THOUSANDS of people could lose their jobs and the country’s poorest people be left unable to heat their homes if an approaching crisis in insulation funding is not addressed.
That is the stark warning from the Insulation Industry Forum (IIF), which represents more than 70 per cent of the £700m-a-year sector.
At the end of this year, the current insulation schemes – which have seen cavity wall and loft insulation installed in thousands of homes – will be closed and two new schemes, the Green Deal and the Energy Company Obligation (ECO) will come into force.
However, insulation companies have warned that the new schemes will not be up and running until at least the third quarter of 2013, leaving them with a drastically reduced income for at least the first nine months of the year.
The IIF estimates that 16,000 jobs could be lost across the country – around 45 per cent of the total insulation industry workforce. It also believes the Green Deal will leave the Government struggling to reach its carbon targets, while ECO will only offer support to 230,000 poor households when there are five million in fuel poverty.
Sue Lamb, managing director of York-based insulation company Solarwall and a council member for the National insulation Association (NIA), said unless something was done soon, it could be catastrophic for the industry.
“Ever since the government got involved in the 1990s, it has always been stop and start,” she said.
“We have always been promised seamless transitions from one scheme to another.
“Although it has never been seamless, I’ve had more confidence in the past. We’ve always been able to foresee what’s going to happen in six months’ time. We’ve known well in advance.
“We were always promised a seamless transition (this time) because it’s a very different scheme. This just hasn’t happened.”
Meanwhile, those who most need help – the elderly and those living on very low incomes – could suddenly find themselves unable to access essential support when they need it most.
“We’ve got people in fuel poverty who are going to miss out at the worst time of the year for it,” said Ms Lamb. “If they can’t access that funding, say for an emergency repair to their boiler, what are they going to do?”

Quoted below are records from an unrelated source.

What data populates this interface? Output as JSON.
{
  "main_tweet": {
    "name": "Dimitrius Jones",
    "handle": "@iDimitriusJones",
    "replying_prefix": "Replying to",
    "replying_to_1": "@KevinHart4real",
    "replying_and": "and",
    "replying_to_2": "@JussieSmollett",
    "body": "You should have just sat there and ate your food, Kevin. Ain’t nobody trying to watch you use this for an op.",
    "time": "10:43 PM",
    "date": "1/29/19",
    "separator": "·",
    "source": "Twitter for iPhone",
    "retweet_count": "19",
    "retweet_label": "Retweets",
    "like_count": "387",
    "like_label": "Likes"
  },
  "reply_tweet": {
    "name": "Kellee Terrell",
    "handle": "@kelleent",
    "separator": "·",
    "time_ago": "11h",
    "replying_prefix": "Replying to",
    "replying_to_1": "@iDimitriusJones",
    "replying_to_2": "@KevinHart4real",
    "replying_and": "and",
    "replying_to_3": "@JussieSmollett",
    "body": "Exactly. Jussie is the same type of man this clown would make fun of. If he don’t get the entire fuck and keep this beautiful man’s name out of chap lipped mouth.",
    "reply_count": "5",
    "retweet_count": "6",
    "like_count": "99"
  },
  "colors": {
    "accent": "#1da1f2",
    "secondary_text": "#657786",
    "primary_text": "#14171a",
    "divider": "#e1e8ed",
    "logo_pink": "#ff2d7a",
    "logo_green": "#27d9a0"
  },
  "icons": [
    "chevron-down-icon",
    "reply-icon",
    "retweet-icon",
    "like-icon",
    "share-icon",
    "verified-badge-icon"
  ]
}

Figures from the Department of Energy and Climate Change show that, even if the Green Deal and ECO are up and running in time, there will be an enormous fall in the insulation market: 87.5 per cent in loft insulation, 57 per cent in cavity wall and 16 per cent in solid wall.
With a team already cut from 50 to 42 in the last year, Ms Lamb believes that, unless something is done to avoid the crisis in the industry, she will have to lose a further 40 per cent at the beginning of next year, effectively cutting her workforce in half in the space of 12 months.
“It’s very worrying,” she said. “Purely and simply, you can’t plan anything.
“I’m fine cash flow-wise until the end of December but I can’t forecast any for January, February, March onwards. It’s a concern.”
Despite these alarming figures, she believes she is more protected from the worst of the problems than other firms.
“My company is slightly different,” she said.
“There are lots of companies out there that only do insulation and they are more at risk than myself. We also do renewable technologies so we can offer some staff some work in that.”
She believes companies like hers may have to cease trading, because the cost of making large numbers of staff redundant could make it impossible to continue.
Despite the impending crisis, or perhaps because of it, Solarwall, like many other companies, is being kept very busy as the end of the current scheme approaches.
The result is confusion: customers who want insulation installed under the current scheme are unable to have the work done before the end of the year, but they aren’t allowed to have it done any later.
“We’re quite busy now because people are jumping on the bandwagon before it stops,” said Ms Lamb.
How schemes will work
The two new schemes will have different roles.
The Energy Company Obligation will be aimed at improving efficiency in hard-to-treat homes, supporting low income communities and forcing energy suppliers to make poorer customers more able to afford to heat their homes.
The Green Deal is aimed at helping individuals and businesses to install energy efficiency measures with no up-front costs. Instead, they will be paid for through energy bills over a period of time.
The potential savings must outweigh the costs if it is to go ahead, and the payments stay with the house, so any new owner would be responsible for them.
The Yorkshire and Humber Microgeneration Partnership has been established to support the renewable energy sector in our region.
Representing more than 50 regional companies involved in renewable energy, the partnership includes installers, community groups, training providers and manufacturers.
Director Rob Samuelson said last month: “The launch of the Yorkshire and Humber Microgeneration Partnership as a Community Interest Company shows that renewable energy companies in the region are a growing power.”